This afternoon I took the metro to the city again to check out two of the busiest museums before Memorial Day weekend really hits hard.

When I got off the metro I noticed this awkward looking girl with a grinning overbite and jittery disposition. She looked so out of her element and fascinated me. When I got to the Natural History museum I turned around only to see her standing right behind me in line. She kept catching my eye, and I noticed her amazing metal robot necklace. She told me it was from "A young Russian designer" and that she liked my "cap" and then "All of you actually. You just look so beautiful." I always knew that Russians were badass because of Andre Kirilenko. She must have been related to him.

To be honest, I got really bored of that museum. I got kind of sad seeing all the dead animals stuffed and hanging there, but I guess it was worth it. I tried to block out all of the "Oooh, just like Night at the Museum!" comments and learn more about evolution in the special Charles Darwin exhibit. Perhaps I can brew up a pot of chamomile and have a war with my tea party roommates about it.

My favorite part of the museum was a comment I overheard spoken by a true hillbilly. "Look man," he said to his chubby sidekick while pointing to an exhibit of extinct animals similar to ones that are alive today. "Look at the old-fashioned rhino!!" Old fashioned? I don't think animals go in or out of fashion unless you are speaking of fur coats or leopard prints. I think what actually happens is that SPECIES DIE. It's a cruel world, kiddo. Go to the Charles Darwin exhibit. I know it involves a lot of reading and there aren't as many stuffed kritters, but I think you can/should handle it.

I then ventured to the American History museum where I heard a little girl point to Mary Lincoln's dress and Ham Lincoln's suit while saying to her little sister, "I'll be the princess, and you be the prince." The baby sister got mad because she didn't want to be a boy. Doesn't she know that "prince" was Abe Lincoln? I'd definitely rather be the boy in that case. The mother got mad because I don't know, she had a broom handle up her ass and hates hearing her children interact with each other? So far I've learned a valuable lesson that I hope I always remember. Either I am never having children, or I am raising them in such a way that I allow them to say funny things without barking at them, teach them what it means to be old-fashioned, and be honest with them. Instead of saying, "Stop doing that. It's disrespectful," when your kid is climbing all over a display case, why not say, "Hey. Don't climb on that because that's a rule of the museum. It's a rule because behind that glass is valuable stuff, and we don't want to make the glass dirty so that other people can see what is inside." I think that would teach them more effectively what respect really means. It's like I probably wouldn't just say, "Hey don't kill people. It's not nice." I'd probably say something like, "Hey don't kill people because if you do you'll go to jail or maybe even hell, and you probably wouldn't like it if someone killed you. Plus that person has a family and life, and life is kind of a big deal."
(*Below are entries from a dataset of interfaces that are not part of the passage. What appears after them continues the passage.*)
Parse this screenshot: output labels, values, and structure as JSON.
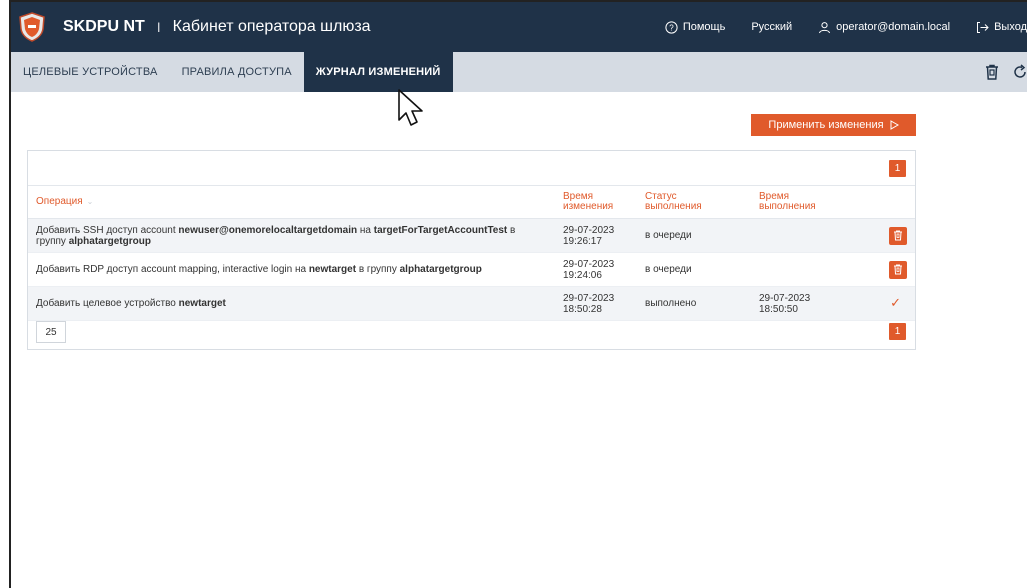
{
  "header": {
    "brand": "SKDPU NT",
    "separator": "I",
    "title": "Кабинет оператора шлюза",
    "help": "Помощь",
    "language": "Русский",
    "user": "operator@domain.local",
    "logout": "Выход"
  },
  "tabs": [
    {
      "label": "ЦЕЛЕВЫЕ УСТРОЙСТВА"
    },
    {
      "label": "ПРАВИЛА ДОСТУПА"
    },
    {
      "label": "ЖУРНАЛ ИЗМЕНЕНИЙ"
    }
  ],
  "actions": {
    "apply": "Применить изменения"
  },
  "pagination": {
    "page": "1",
    "page_size": "25"
  },
  "table": {
    "columns": {
      "operation": "Операция",
      "changed": [
        "Время",
        "изменения"
      ],
      "status": [
        "Статус",
        "выполнения"
      ],
      "executed": [
        "Время",
        "выполнения"
      ]
    },
    "rows": [
      {
        "op_parts": [
          "Добавить SSH доступ account ",
          "newuser@onemorelocaltargetdomain",
          " на ",
          "targetForTargetAccountTest",
          " в группу ",
          "alphatargetgroup"
        ],
        "changed_date": "29-07-2023",
        "changed_time": "19:26:17",
        "status": "в очереди",
        "exec_date": "",
        "exec_time": ""
      },
      {
        "op_parts": [
          "Добавить RDP доступ account mapping, interactive login на ",
          "newtarget",
          " в группу ",
          "alphatargetgroup",
          "",
          ""
        ],
        "changed_date": "29-07-2023",
        "changed_time": "19:24:06",
        "status": "в очереди",
        "exec_date": "",
        "exec_time": ""
      },
      {
        "op_parts": [
          "Добавить целевое устройство ",
          "newtarget",
          "",
          "",
          "",
          ""
        ],
        "changed_date": "29-07-2023",
        "changed_time": "18:50:28",
        "status": "выполнено",
        "exec_date": "29-07-2023",
        "exec_time": "18:50:50"
      }
    ]
  },
  "colors": {
    "navy": "#1f3248",
    "accent": "#e05a2b",
    "tabbar": "#d5dbe3"
  },
  "icons": [
    "shield-logo-icon",
    "help-circle-icon",
    "user-icon",
    "logout-arrow-icon",
    "trash-icon",
    "refresh-icon",
    "check-icon",
    "apply-arrow-icon",
    "sort-icon"
  ]
}
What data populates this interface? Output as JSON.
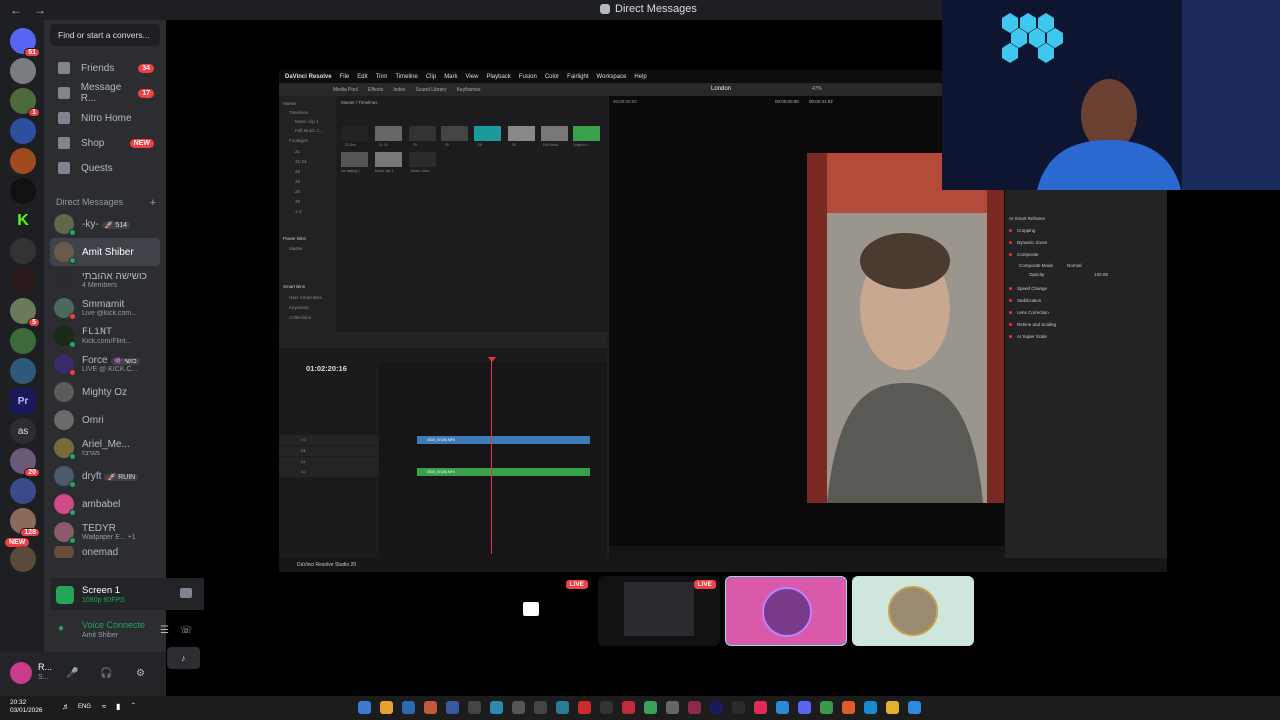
{
  "window": {
    "title": "Direct Messages"
  },
  "rail": {
    "badges": [
      "51",
      "1",
      "5",
      "20",
      "128"
    ],
    "labels": {
      "premiere": "Pr",
      "as": "as",
      "k": "K"
    },
    "new_label": "NEW"
  },
  "search": {
    "placeholder": "Find or start a convers..."
  },
  "nav": {
    "friends": {
      "label": "Friends",
      "count": "34"
    },
    "requests": {
      "label": "Message R...",
      "count": "17"
    },
    "nitro": {
      "label": "Nitro Home"
    },
    "shop": {
      "label": "Shop",
      "badge": "NEW"
    },
    "quests": {
      "label": "Quests"
    }
  },
  "dm_header": {
    "label": "Direct Messages",
    "add": "+"
  },
  "dms": [
    {
      "name": "-ky-",
      "tag": "🚀 514",
      "sub": ""
    },
    {
      "name": "Amit Shiber",
      "tag": "",
      "sub": ""
    },
    {
      "name": "כושישה אהובתי",
      "tag": "",
      "sub": "4 Members"
    },
    {
      "name": "Smmamit",
      "tag": "",
      "sub": "Live @kick.com..."
    },
    {
      "name": "FLiNT",
      "tag": "",
      "sub": "Kick.com/Flint..."
    },
    {
      "name": "Force",
      "tag": "👾 כושי",
      "sub": "LIVE @ KICK.C..."
    },
    {
      "name": "Mighty Oz",
      "tag": "",
      "sub": ""
    },
    {
      "name": "Omri",
      "tag": "",
      "sub": ""
    },
    {
      "name": "Ariel_Me...",
      "tag": "",
      "sub": "מגרבז"
    },
    {
      "name": "dryft",
      "tag": "🚀 RUIN",
      "sub": ""
    },
    {
      "name": "ambabel",
      "tag": "",
      "sub": ""
    },
    {
      "name": "TEDYR",
      "tag": "",
      "sub": "Wallpaper E...  +1"
    },
    {
      "name": "onemad",
      "tag": "",
      "sub": ""
    }
  ],
  "screen_share": {
    "title": "Screen 1",
    "quality": "1080p 60FPS"
  },
  "voice": {
    "status": "Voice Connecte",
    "channel": "Amit Shiber"
  },
  "user": {
    "name": "R...",
    "status": "S..."
  },
  "taskbar": {
    "time": "20:32",
    "date": "03/01/2026",
    "lang": "ENG"
  },
  "resolve": {
    "app_name": "DaVinci Resolve",
    "menu": [
      "File",
      "Edit",
      "Trim",
      "Timeline",
      "Clip",
      "Mark",
      "View",
      "Playback",
      "Fusion",
      "Color",
      "Fairlight",
      "Workspace",
      "Help"
    ],
    "toolbar": [
      "Media Pool",
      "Effects",
      "Index",
      "Sound Library",
      "Keyframes"
    ],
    "location": "London",
    "zoom": "47%",
    "timecode": "01:02:20:16",
    "viewer_tc_left": "00:00:00:00",
    "viewer_tc_mid": "00:00:00:00",
    "viewer_tc_right": "00:02:41:02",
    "bins": [
      "Master",
      "Timelines",
      "Music clip 1",
      "Full Music C...",
      "Footages",
      "21",
      "21-24",
      "25",
      "26",
      "28",
      "29",
      "1-3"
    ],
    "bins_extra": [
      "Power Bins",
      "Master",
      "Smart Bins",
      "User Smart Bins",
      "Keywords",
      "Collections"
    ],
    "pool_path": "Master / Timelines",
    "clips": [
      "21 Dec",
      "21 24",
      "25",
      "26",
      "28",
      "30",
      "Full Music",
      "Jump in c...",
      "me talking 1",
      "Music clip 1",
      "Music video"
    ],
    "tracks": [
      "V2",
      "V1",
      "A1",
      "A2"
    ],
    "clip_names": [
      "0530_07(28).MP4",
      "0530_07(28).MP4"
    ],
    "inspector": [
      "AI Smart Reframe",
      "Cropping",
      "Dynamic Zoom",
      "Composite",
      "Composite Mode",
      "Normal",
      "Opacity",
      "100.00",
      "Speed Change",
      "Stabilization",
      "Lens Correction",
      "Retime and Scaling",
      "AI Super Scale"
    ],
    "status": "DaVinci Resolve Studio 20"
  },
  "tiles": {
    "live_label": "LIVE"
  }
}
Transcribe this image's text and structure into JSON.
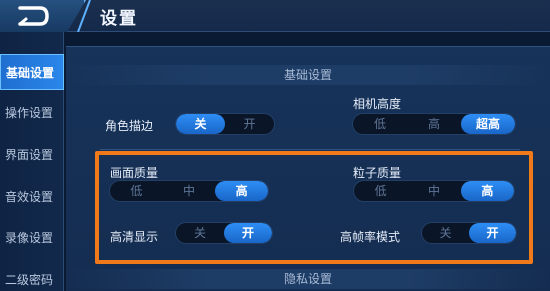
{
  "header": {
    "title": "设置",
    "back_icon": "back-arrow-icon"
  },
  "sidebar": {
    "items": [
      {
        "label": "基础设置",
        "active": true
      },
      {
        "label": "操作设置",
        "active": false
      },
      {
        "label": "界面设置",
        "active": false
      },
      {
        "label": "音效设置",
        "active": false
      },
      {
        "label": "录像设置",
        "active": false
      },
      {
        "label": "二级密码",
        "active": false
      }
    ]
  },
  "main": {
    "section_basic": "基础设置",
    "section_privacy": "隐私设置",
    "settings": {
      "character_outline": {
        "label": "角色描边",
        "options": [
          "关",
          "开"
        ],
        "selected": 0
      },
      "camera_height": {
        "label": "相机高度",
        "options": [
          "低",
          "高",
          "超高"
        ],
        "selected": 2
      },
      "image_quality": {
        "label": "画面质量",
        "options": [
          "低",
          "中",
          "高"
        ],
        "selected": 2
      },
      "particle_quality": {
        "label": "粒子质量",
        "options": [
          "低",
          "中",
          "高"
        ],
        "selected": 2
      },
      "hd_display": {
        "label": "高清显示",
        "options": [
          "关",
          "开"
        ],
        "selected": 1
      },
      "high_fps_mode": {
        "label": "高帧率模式",
        "options": [
          "关",
          "开"
        ],
        "selected": 1
      }
    }
  },
  "colors": {
    "accent": "#2a86ea",
    "highlight": "#f07a1a",
    "background": "#0b1a33"
  }
}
I also saw Kermit, Dorothy's slippers, the Fonz's jacket, James Brown's suit that says "sex" across the waist like a cumberbund, Abe Lincoln's hat that says "sex" across the hat band, Hilary Clinton's super ugly shiny blue dress, a bunch of war stuff, the flag that inspired the Star Spangled Banner, and much more. I just wonder why asians always think it is a good idea to film everything. You're really going to watch your trip through the museum in the future? Pictures save you some time when you're feeling nostalgic, and you can crop out all the other tourists. Whatever. Also, little girls should HAVE to know who James Dean is, but sadly I found out today that they don't. Aren't their grandma's or older moms teaching them anything?

I ended the day with a little blonde 4ish year old boy flipping me the bird with his tongue sticking out, and a bowl of spaghetti. Tomorrow I am set on finding a good farmer's market or something.